Oct 25, 2021 News
FPSO being designed to support future export options – Report
Kaieteur News – If it receives the blessings of the PPP/C Government, ExxonMobil’s fourth oil project in the Stabroek Block is poised to generate 450 million standard cubic feet of gas per day by 2025-2026. This is nine times the volume of gas that would be brought onshore via the imminent US$900M gas-to-shore project which will feed off the combined resources of the ExxonMobil-led Liza Phase One and Two projects.
The foregoing was outlined in ExxonMobil’s Environmental Impact Assessment (EIA) on Yellowtail. That document is being reviewed by the Environmental Protection Agency (EPA).
In that report, ExxonMobil explained that the project which would be supported by resources from the Yellowtail and Redtail fields in the Stabroek Block will produce material quantities of associated gas. It said a key use for this associated gas is for fuel in gas turbines for power generation on the Floating Production Storage and Offloading (FPSO) vessel.
It noted that gas not used as fuel would then be available for alternative uses. ExxonMobil went on to explain that the three primary alternatives considered for use of associated gas include: flaring, re-injection, and export.

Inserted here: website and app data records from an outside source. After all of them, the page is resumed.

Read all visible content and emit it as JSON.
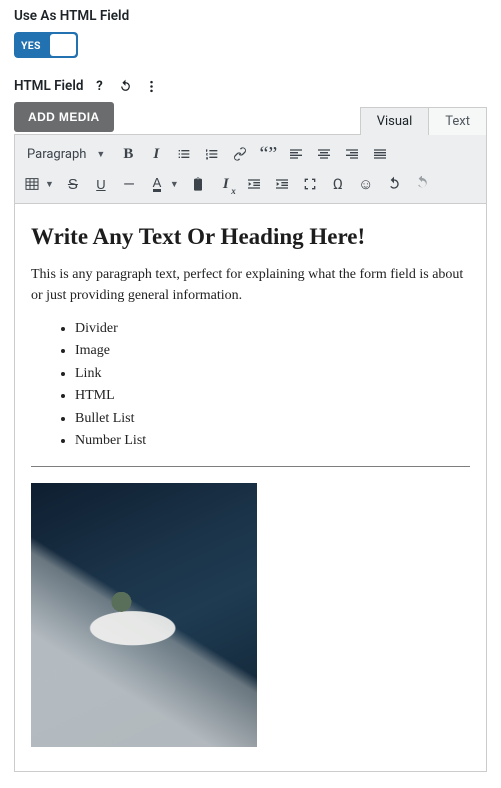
{
  "header": {
    "use_as_label": "Use As HTML Field",
    "toggle_text": "YES"
  },
  "field": {
    "label": "HTML Field",
    "add_media_label": "ADD MEDIA"
  },
  "tabs": {
    "visual": "Visual",
    "text": "Text"
  },
  "toolbar": {
    "format_dropdown": "Paragraph"
  },
  "content": {
    "heading": "Write Any Text Or Heading Here!",
    "paragraph": "This is any paragraph text, perfect for explaining what the form field is about or just providing general information.",
    "list": [
      "Divider",
      "Image",
      "Link",
      "HTML",
      "Bullet List",
      "Number List"
    ]
  }
}
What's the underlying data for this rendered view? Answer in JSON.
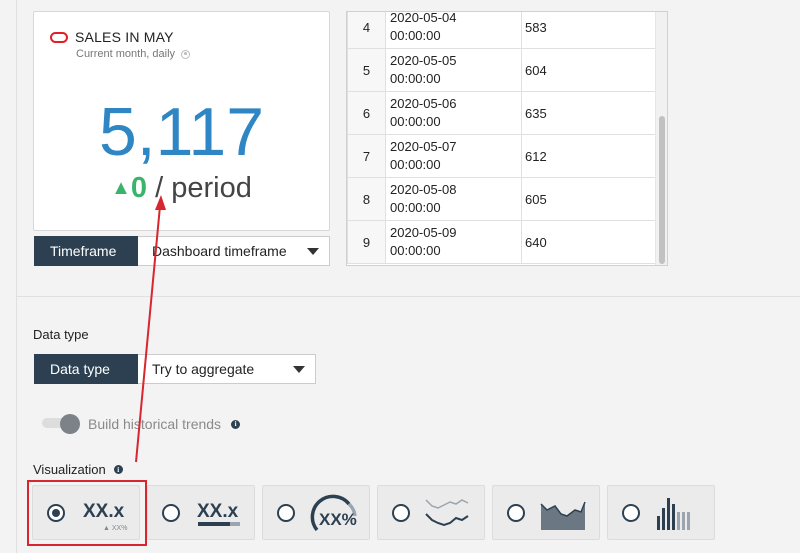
{
  "widget": {
    "title": "SALES IN MAY",
    "subtitle": "Current month, daily",
    "value": "5,117",
    "trend_arrow": "▲",
    "trend_value": "0",
    "period_text": " / period",
    "value_color": "#2f86c4",
    "trend_color": "#3bb36a"
  },
  "timeframe": {
    "label": "Timeframe",
    "value": "Dashboard timeframe"
  },
  "table": {
    "rows": [
      {
        "idx": "4",
        "date": "2020-05-04",
        "time": "00:00:00",
        "value": "583"
      },
      {
        "idx": "5",
        "date": "2020-05-05",
        "time": "00:00:00",
        "value": "604"
      },
      {
        "idx": "6",
        "date": "2020-05-06",
        "time": "00:00:00",
        "value": "635"
      },
      {
        "idx": "7",
        "date": "2020-05-07",
        "time": "00:00:00",
        "value": "612"
      },
      {
        "idx": "8",
        "date": "2020-05-08",
        "time": "00:00:00",
        "value": "605"
      },
      {
        "idx": "9",
        "date": "2020-05-09",
        "time": "00:00:00",
        "value": "640"
      }
    ]
  },
  "data_type": {
    "section_label": "Data type",
    "label": "Data type",
    "value": "Try to aggregate"
  },
  "historical": {
    "label": "Build historical trends",
    "enabled": false
  },
  "visualization": {
    "label": "Visualization",
    "options": [
      {
        "name": "number-with-trend",
        "text": "XX.x",
        "subtext": "▲ XX%",
        "selected": true
      },
      {
        "name": "number-with-bar",
        "text": "XX.x",
        "selected": false
      },
      {
        "name": "gauge",
        "text": "XX%",
        "selected": false
      },
      {
        "name": "line-sparkline",
        "selected": false
      },
      {
        "name": "area-sparkline",
        "selected": false
      },
      {
        "name": "column-sparkline",
        "selected": false
      }
    ],
    "accent_color": "#2d4052",
    "highlight_color": "#d7262f"
  },
  "icons": {
    "brand": "oracle-ring-icon",
    "info": "info-icon",
    "caret": "chevron-down-icon"
  }
}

Expounding further, Exxon said routine flaring of associated gas is a method to deal with natural gas production in oil developments, but introduces significant environmental considerations and would not meet regulatory expectations in Guyana nor be consistent with good international oilfield practice.
As for re-injection, it was noted that this will occur throughout the 20 year life cycle of the project but since all of the gas cannot be re-injected, the next suitable option for consideration is exportation.
With this in mind, Exxon said, “There is currently a separate project being proposed to transport a portion of the gas (on the order of 50 million standard cubic feet of gas per day) from the Liza Phase 1 and Liza Phase 2 FPSOs to shore, where it would be used to generate power in a gas-fired power plant.”
The company added, “As this project would satisfy the currently identified gas demand in Guyana, there would not be enough additional demand in Guyana to consume the quantities of associated gas that will be produced from the (Yellowtail) Project (expected to peak at around 450 million standard cubic feet of gas per day).”
ExxonMobil was keen to note that a decision with respect to the export of gas from the Yellowtail Project will be made in the future, while adding that gas export to shore or another phase of field development may be considered. It further noted that space reservation and basic design connections to allow for this are included in the Project scope.
TRILLION DOLLAR PROJECT
It was on Sunday, Kaieteur News reported that development costs for the Yellowtail project are poised to exceed US$9B or GY$1.8 trillion.
Exxon said the costs are expected to be higher since there would be a greater number of development wells and associated drilling costs when compared to its Payara project which will also cost Guyana $1.8 trillion.
Despite the astronomical costs, Exxon believes that the project should be supported as it would generate benefits for the citizens of Guyana in several ways, which would otherwise not be there in the absence of the project. It said these benefits include revenue sharing with the Government of Guyana. The oil giant stressed however, that the type and extent of the benefits associated with revenue sharing will depend on how decision-makers in government decide to prioritise and allocate funding for future programmes, which is unknown to the company and outside the scope of the EIA.
Apart from the revenue sharing, Exxon said Guyanese stand to benefit from the procurement process that will follow for goods and services from local businesses in alignment with the Petroleum Agreement and the EEPGL Local Content Plan approved by the Ministry of Natural Resources in June 2021.
According to project documents, Yellowtail will consist of drilling approximately 41 to 67 development wells (including production, water injection, and gas re-injection wells); installation and operation of Subsea, Umbilicals, Risers, and Flowlines equipment; installation and the operation of a Floating Production Storage and Offloading (FPSO) vessel in the eastern half of the Stabroek Block; and— ultimately—project decommissioning.
The FPSO will be designed to produce up to 250,000 barrels of oil per day. The initial production is expected to begin by the end of 2025–early 2026, with operations continuing for at least 20 years.
The project is expected to employ up to 540 persons during development well drilling, approximately 600 persons at the peak of the installation stage, and 100 to 140 persons during production operations.
Nov 29, 2021Kaieteur News –Both semifinal matches of the Guyana Football Federation (GFF) Academy Training Center (ATC) Challenge Trophy competition were contested yesterday at the National Training Center...
Nov 29, 2021
Nov 29, 2021
Nov 29, 2021
Nov 29, 2021
Nov 28, 2021
By Sir Ronald Sanders Kaieteur News – COP26 in Glasgow offered no hope to small island states which continue to face... more
Freedom of speech is our core value at Kaieteur News. If the letter/e-mail you sent was not published, and you believe that its contents were not libellous, let us know, please contact us by phone or email.
Feel free to send us your comments and/or criticisms.
Contact: 624-6456; 225-8452; 225-8458; 225-8463; 225-8465; 225-8473 or 225-8491.
Or by Email: [email protected] / [email protected]